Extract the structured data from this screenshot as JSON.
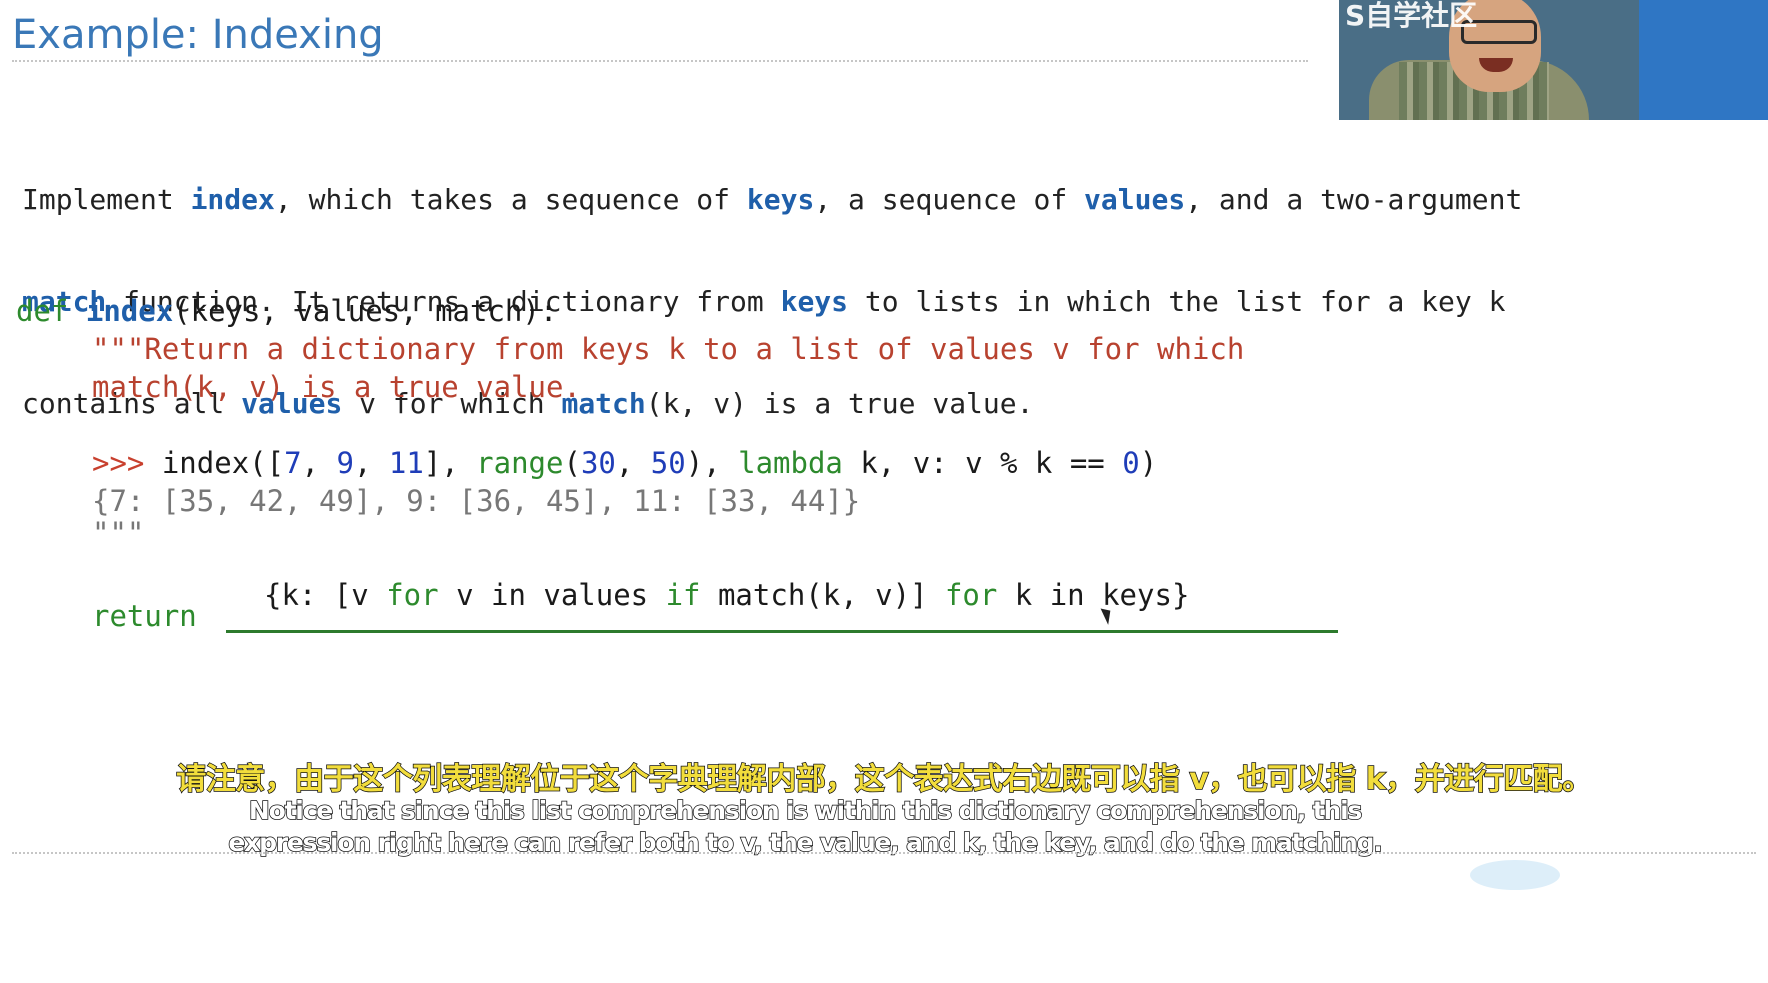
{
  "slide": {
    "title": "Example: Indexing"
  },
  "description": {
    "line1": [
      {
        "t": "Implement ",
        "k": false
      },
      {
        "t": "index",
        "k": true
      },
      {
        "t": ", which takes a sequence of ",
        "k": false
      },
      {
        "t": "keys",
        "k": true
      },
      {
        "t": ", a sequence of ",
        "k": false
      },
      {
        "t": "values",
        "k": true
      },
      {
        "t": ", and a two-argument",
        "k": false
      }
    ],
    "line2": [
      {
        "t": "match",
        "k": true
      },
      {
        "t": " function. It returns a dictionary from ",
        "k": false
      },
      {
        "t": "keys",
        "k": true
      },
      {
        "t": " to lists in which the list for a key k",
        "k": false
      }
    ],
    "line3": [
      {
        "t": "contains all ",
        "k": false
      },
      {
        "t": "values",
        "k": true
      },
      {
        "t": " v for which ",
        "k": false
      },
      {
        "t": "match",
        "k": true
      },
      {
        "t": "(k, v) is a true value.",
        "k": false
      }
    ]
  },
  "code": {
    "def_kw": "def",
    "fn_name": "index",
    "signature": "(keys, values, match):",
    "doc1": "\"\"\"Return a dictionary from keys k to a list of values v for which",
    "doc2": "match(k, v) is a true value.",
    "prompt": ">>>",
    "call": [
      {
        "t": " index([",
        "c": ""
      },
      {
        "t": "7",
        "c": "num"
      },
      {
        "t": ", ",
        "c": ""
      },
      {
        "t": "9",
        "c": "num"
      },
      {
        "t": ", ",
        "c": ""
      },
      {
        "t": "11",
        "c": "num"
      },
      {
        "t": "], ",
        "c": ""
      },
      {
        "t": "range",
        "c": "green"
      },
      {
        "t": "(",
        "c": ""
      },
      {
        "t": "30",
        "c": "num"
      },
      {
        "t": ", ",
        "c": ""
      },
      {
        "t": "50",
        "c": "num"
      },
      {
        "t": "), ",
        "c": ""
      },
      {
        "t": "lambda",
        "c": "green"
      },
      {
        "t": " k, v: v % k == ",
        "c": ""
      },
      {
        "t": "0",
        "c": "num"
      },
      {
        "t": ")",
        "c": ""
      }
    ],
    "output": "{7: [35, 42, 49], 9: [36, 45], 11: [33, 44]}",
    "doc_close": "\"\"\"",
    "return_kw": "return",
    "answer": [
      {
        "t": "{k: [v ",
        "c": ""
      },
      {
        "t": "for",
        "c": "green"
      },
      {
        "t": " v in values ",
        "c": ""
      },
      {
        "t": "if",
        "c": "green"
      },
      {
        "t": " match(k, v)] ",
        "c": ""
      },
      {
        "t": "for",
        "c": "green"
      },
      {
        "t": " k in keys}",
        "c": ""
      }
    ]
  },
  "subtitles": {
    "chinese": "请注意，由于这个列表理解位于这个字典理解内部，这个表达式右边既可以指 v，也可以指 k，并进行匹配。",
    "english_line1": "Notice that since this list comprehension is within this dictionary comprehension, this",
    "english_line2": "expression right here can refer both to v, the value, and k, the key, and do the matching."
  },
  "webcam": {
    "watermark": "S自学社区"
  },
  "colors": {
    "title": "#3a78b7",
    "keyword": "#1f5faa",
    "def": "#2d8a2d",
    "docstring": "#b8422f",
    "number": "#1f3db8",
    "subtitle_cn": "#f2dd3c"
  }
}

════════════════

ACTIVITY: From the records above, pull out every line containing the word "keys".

TASK ANSWER:
        "t": "keys",
        "t": "keys",
    "signature": "(keys, values, match):",
    "doc1": "\"\"\"Return a dictionary from keys k to a list of values v for which",
        "t": " k in keys}",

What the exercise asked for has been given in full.